Advice and Inspiration
Q: What was the first job that meant something to you (and why)?
A: Brinegar: One of the first clients I was involved with at Webb was Cal State University, Long Beach, my alma mater. I interviewed four teams for a project involving two dining halls. They were small, dank spaces, both technically challenging, but the redesigns were very successful, and the client was very happy. It was really fun to leverage relationships from my own school.
A: Coca: Webb Foodservice Design is my first real job, and it means the world to me. I’m still here 21 years later. I was born to be a project manager. My passion is having the opportunity to navigate the client toward the right design strategy, toward something that will make the world a better place.
Q: Where do you find inspiration?
A: Brinegar: Watching people on our team grow and learn. I love learning and think it’s important; I read business books all the time. If you’re not learning, life is kind of boring.
A: Coca: The day-to-day business: coaching our staff, getting peer-to-peer experience, understanding what other businesses are going through. From a design perspective, architecture, especially minimalism and midcentury modern — I take inspiration from those ideas and bring the craft into our practice.
Q: What advice would you give your younger self?
A: Brinegar: The advice I give as a mentor: get as much as experience as you can, try different things, find out what you like.
A: Coca: Don’t try to do everything on your own.
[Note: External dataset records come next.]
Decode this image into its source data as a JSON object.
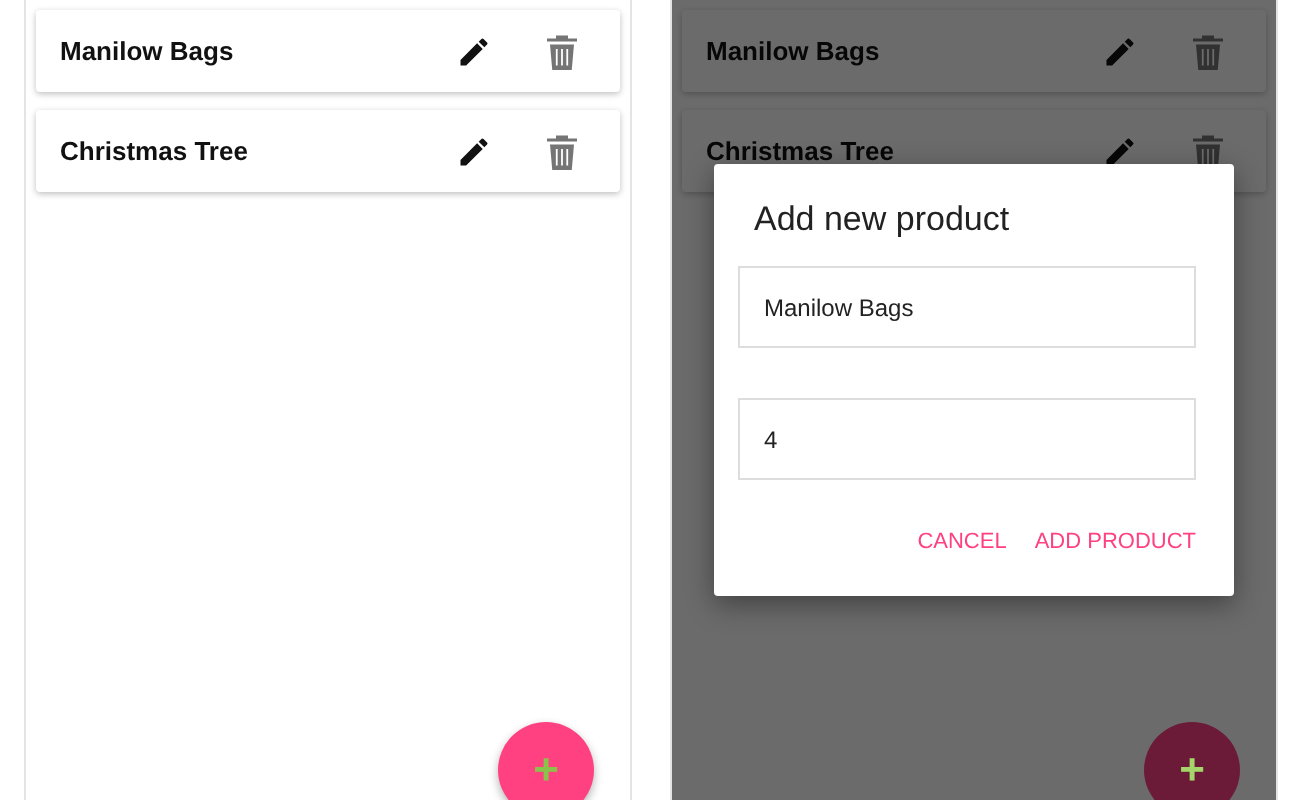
{
  "screens": [
    {
      "products": [
        {
          "name": "Manilow Bags"
        },
        {
          "name": "Christmas Tree"
        }
      ],
      "fab": "+"
    },
    {
      "products": [
        {
          "name": "Manilow Bags"
        },
        {
          "name": "Christmas Tree"
        }
      ],
      "fab": "+",
      "dialog": {
        "title": "Add new product",
        "fields": [
          {
            "value": "Manilow Bags"
          },
          {
            "value": "4"
          }
        ],
        "actions": [
          "CANCEL",
          "ADD PRODUCT"
        ]
      }
    }
  ]
}
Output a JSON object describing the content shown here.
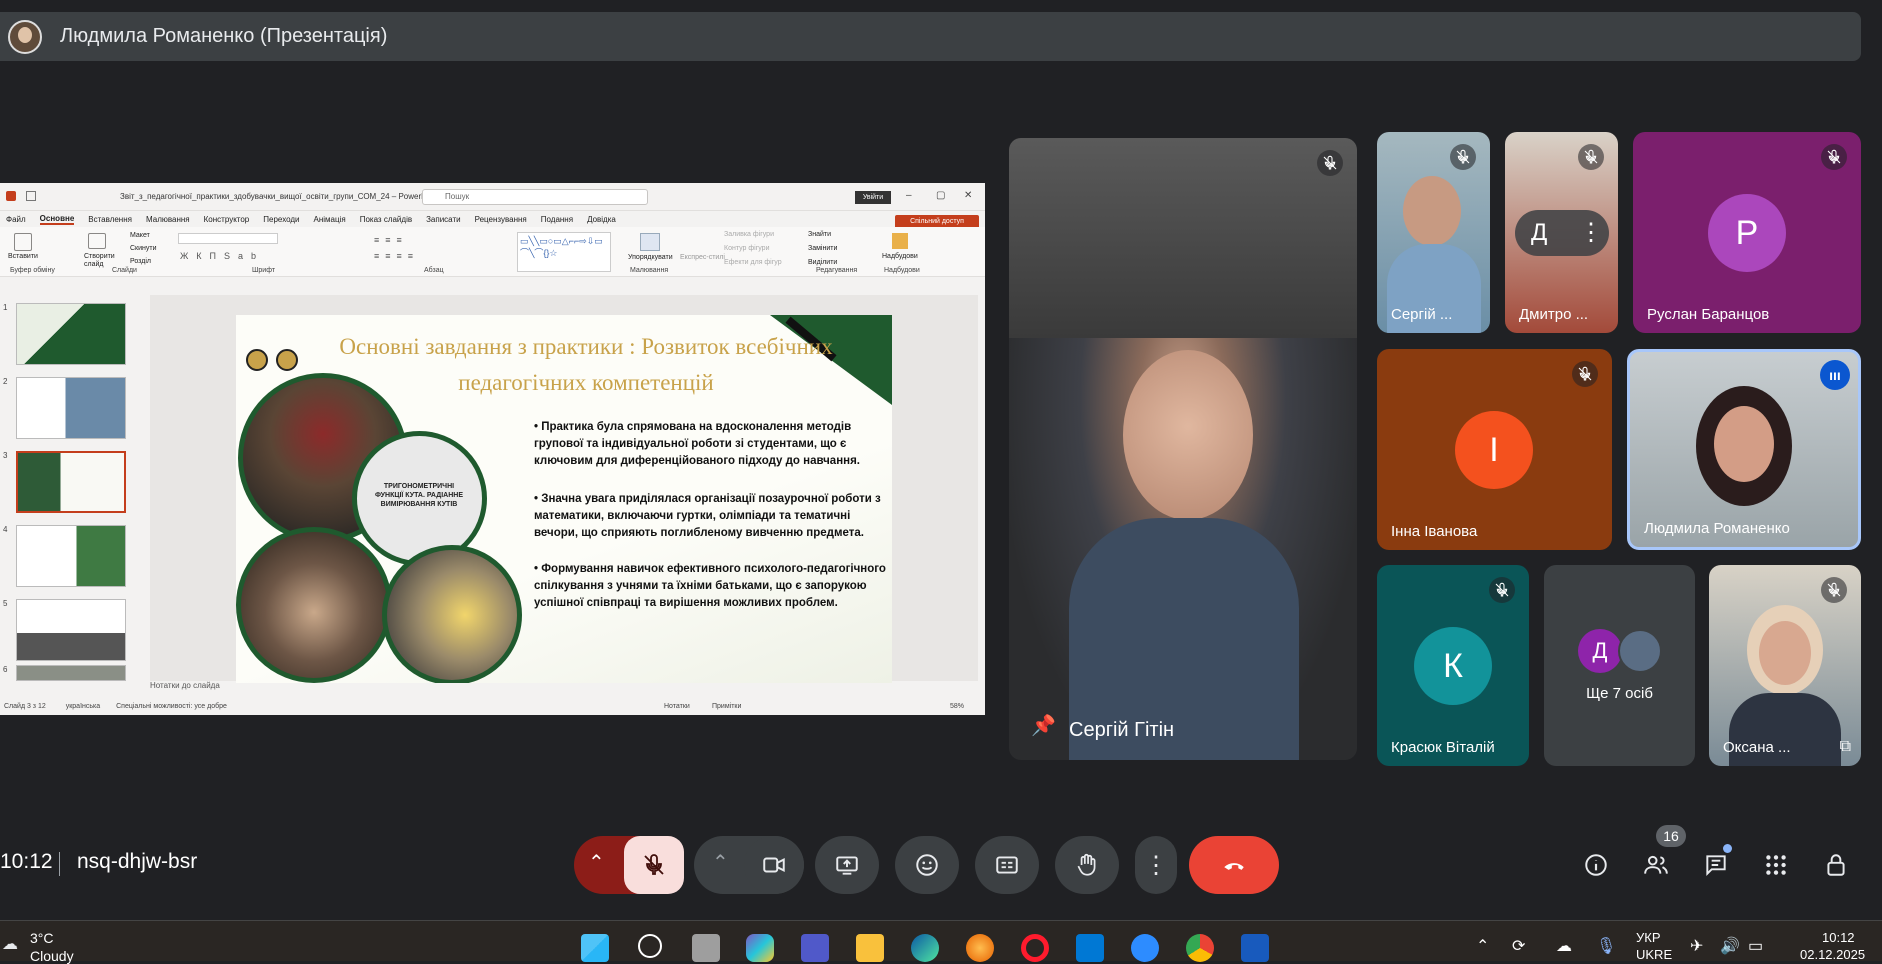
{
  "presenter": {
    "name": "Людмила Романенко (Презентація)"
  },
  "ppt": {
    "title": "Звіт_з_педагогічної_практики_здобувачки_вищої_освіти_групи_СОМ_24 – PowerP...",
    "search_placeholder": "Пошук",
    "signin": "Увійти",
    "tabs": [
      "Файл",
      "Основне",
      "Вставлення",
      "Малювання",
      "Конструктор",
      "Переходи",
      "Анімація",
      "Показ слайдів",
      "Записати",
      "Рецензування",
      "Подання",
      "Довідка"
    ],
    "share": "Спільний доступ",
    "ribbon_groups": [
      "Буфер обміну",
      "Слайди",
      "Шрифт",
      "Абзац",
      "Малювання",
      "Редагування",
      "Надбудови"
    ],
    "ribbon_labels": {
      "paste": "Вставити",
      "new_slide": "Створити слайд",
      "layout": "Макет",
      "reset": "Скинути",
      "section": "Розділ",
      "arrange": "Упорядкувати",
      "styles": "Експрес-стилі",
      "fill": "Заливка фігури",
      "outline": "Контур фігури",
      "effects": "Ефекти для фігур",
      "find": "Знайти",
      "replace": "Замінити",
      "select": "Виділити",
      "addins": "Надбудови"
    },
    "thumb_numbers": [
      "1",
      "2",
      "3",
      "4",
      "5",
      "6"
    ],
    "slide": {
      "title": "Основні завдання з практики : Розвиток всебічних педагогічних компетенцій",
      "photo_caption": "ТРИГОНОМЕТРИЧНІ ФУНКЦІЇ КУТА. РАДІАННЕ ВИМІРЮВАННЯ КУТІВ",
      "bullets": [
        "Практика була спрямована на вдосконалення методів групової та індивідуальної роботи зі студентами, що є ключовим для диференційованого підходу до навчання.",
        "Значна увага приділялася організації позаурочної роботи з математики, включаючи гуртки, олімпіади та тематичні вечори, що сприяють поглибленому вивченню предмета.",
        "Формування навичок ефективного психолого-педагогічного спілкування з учнями та їхніми батьками, що є запорукою успішної співпраці та вирішення можливих проблем."
      ]
    },
    "notes_placeholder": "Нотатки до слайда",
    "status": {
      "slide": "Слайд 3 з 12",
      "lang": "українська",
      "accessibility": "Спеціальні можливості: усе добре",
      "notes": "Нотатки",
      "comments": "Примітки",
      "zoom": "58%"
    }
  },
  "participants": {
    "pinned": {
      "name": "Сергій Гітін"
    },
    "serhii": {
      "name": "Сергій ..."
    },
    "dmytro": {
      "name": "Дмитро ...",
      "letter": "Д"
    },
    "ruslan": {
      "name": "Руслан Баранцов",
      "letter": "Р",
      "color": "#8e24aa"
    },
    "inna": {
      "name": "Інна Іванова",
      "letter": "І",
      "color": "#f4511e"
    },
    "liudmyla": {
      "name": "Людмила Романенко"
    },
    "krasiuk": {
      "name": "Красюк Віталій",
      "letter": "К",
      "color": "#0e8a8a"
    },
    "more": {
      "label": "Ще 7 осіб",
      "letter": "Д"
    },
    "oksana": {
      "name": "Оксана ..."
    }
  },
  "meeting": {
    "time": "10:12",
    "code": "nsq-dhjw-bsr",
    "people_count": "16"
  },
  "taskbar": {
    "temp": "3°C",
    "weather": "Cloudy",
    "lang": "УКР",
    "lang2": "UKRE",
    "clock": "10:12",
    "date": "02.12.2025"
  },
  "colors": {
    "end_call": "#ea4335",
    "mic_off_bg": "#f9dedc",
    "bg": "#202124"
  }
}
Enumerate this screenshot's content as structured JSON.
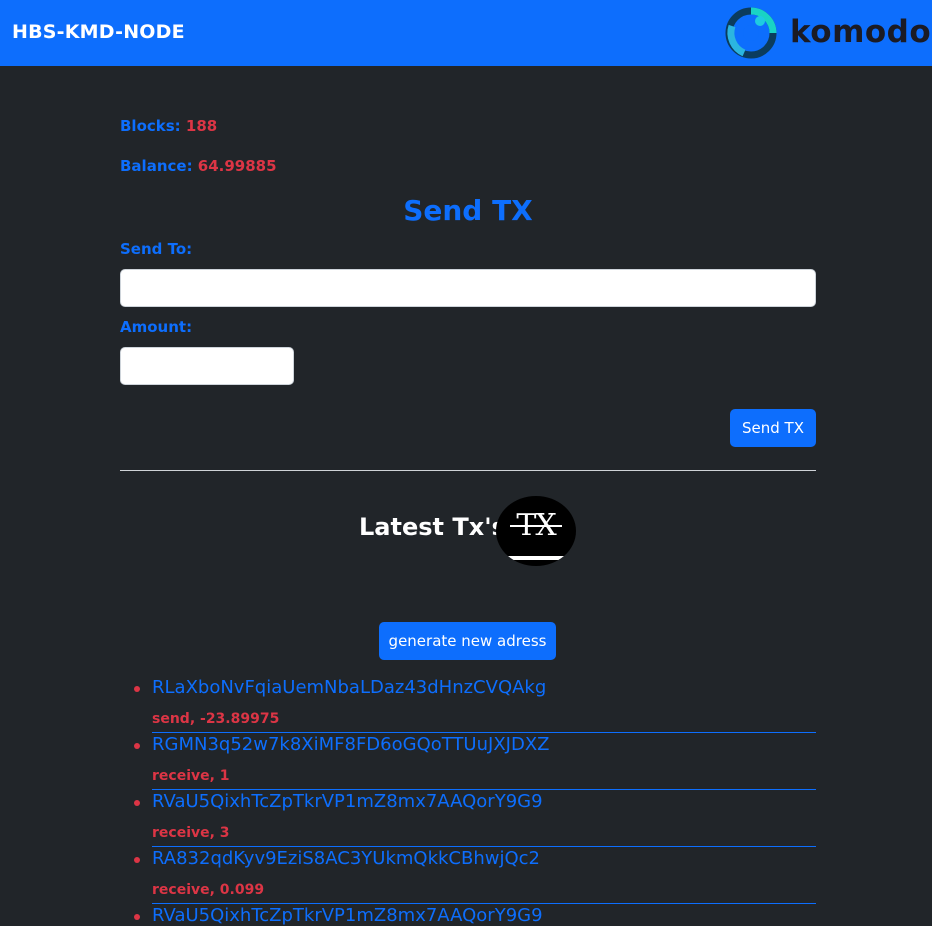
{
  "navbar": {
    "brand": "HBS-KMD-NODE",
    "logo_text": "komodo"
  },
  "stats": {
    "blocks_label": "Blocks:",
    "blocks_value": "188",
    "balance_label": "Balance:",
    "balance_value": "64.99885"
  },
  "send_form": {
    "title": "Send TX",
    "send_to_label": "Send To:",
    "send_to_value": "",
    "amount_label": "Amount:",
    "amount_value": "",
    "submit_label": "Send TX"
  },
  "latest": {
    "title": "Latest Tx's",
    "logo_text": "TX",
    "generate_label": "generate new adress"
  },
  "transactions": [
    {
      "address": "RLaXboNvFqiaUemNbaLDaz43dHnzCVQAkg",
      "meta": "send, -23.89975"
    },
    {
      "address": "RGMN3q52w7k8XiMF8FD6oGQoTTUuJXJDXZ",
      "meta": "receive, 1"
    },
    {
      "address": "RVaU5QixhTcZpTkrVP1mZ8mx7AAQorY9G9",
      "meta": "receive, 3"
    },
    {
      "address": "RA832qdKyv9EziS8AC3YUkmQkkCBhwjQc2",
      "meta": "receive, 0.099"
    },
    {
      "address": "RVaU5QixhTcZpTkrVP1mZ8mx7AAQorY9G9",
      "meta": ""
    }
  ],
  "colors": {
    "primary": "#0d6efd",
    "danger": "#dc3545",
    "background": "#212529"
  }
}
And don’t try to turn everybody else into you, because everyone has different gifts.
Q: What is a lesson you learned from a project or while working with a client?
A: Brinegar: Certain clients are a little more high-maintenance and need TLC from the principal involved in the project. Not that I don’t trust the team, but there were situations where I should have checked in with the client more often to make sure things were going well.
A: Coca: You have to be okay about walking away from a client. Even if people don’t see your value, you still need to care for their success. A potential client came to us, we put together a proposal, he said it cost too much. I told him that was fine, gave him some practical advice about what to look for, told him he could call me anytime. He has since turned into one of our best clients. He comes to me for almost all his construction advice because we’ve built that level of trust.